U.S. Classification358/494, 358/480, 358/474, 359/202.1, 358/481
International ClassificationG02B26/10, H04N1/047, H04N1/193, G02B7/182, H04N1/113, H04N1/04
Cooperative ClassificationG02B26/105, H04N2201/0471, H04N1/193, H04N2201/0436, H04N1/113, G02B7/1821, H04N1/0473
European ClassificationG02B26/10G, H04N1/047B, G02B7/182B, H04N1/113
Legal Events
DateCodeEventDescription
Aug 5, 1998ASAssignment
Owner name: NEC CORPORATION, JAPAN
Free format text: ASSIGNMENT OF ASSIGNORS INTEREST;ASSIGNOR:SEGAWA, SATOSHI;REEL/FRAME:009378/0928

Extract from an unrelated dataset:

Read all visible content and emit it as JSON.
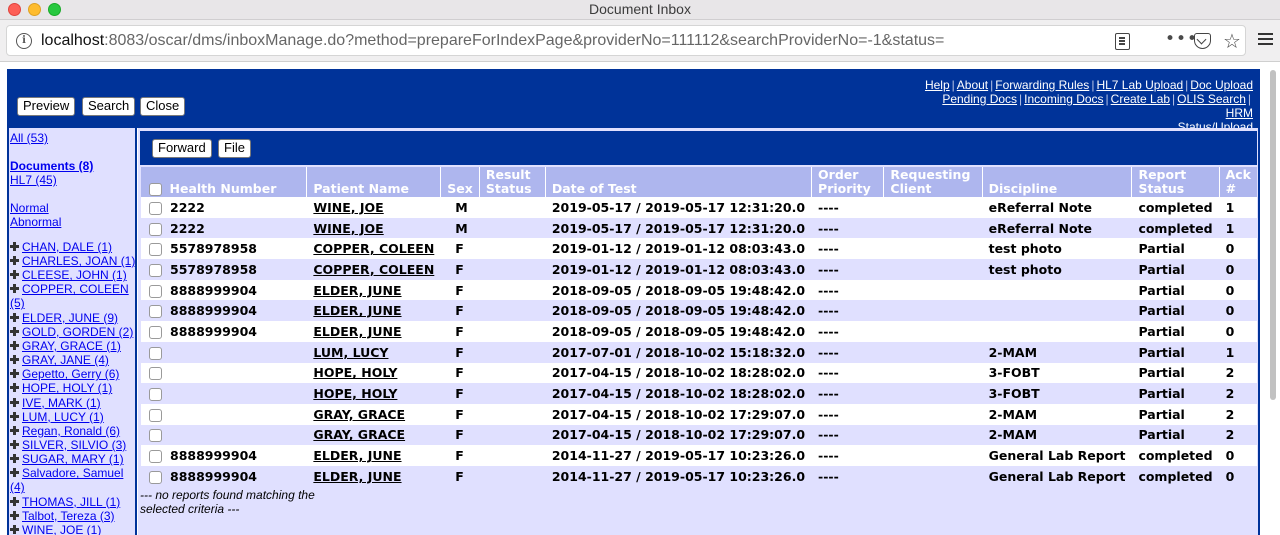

Effective date: 19980727
Dec 21, 2004FPAYFee payment
Year of fee payment: 4
Jan 26, 2009REMIMaintenance fee reminder mailed
Jul 17, 2009LAPSLapse for failure to pay maintenance fees
Sep 8, 2009FPExpired due to failure to pay maintenance fee
Effective date: 20090717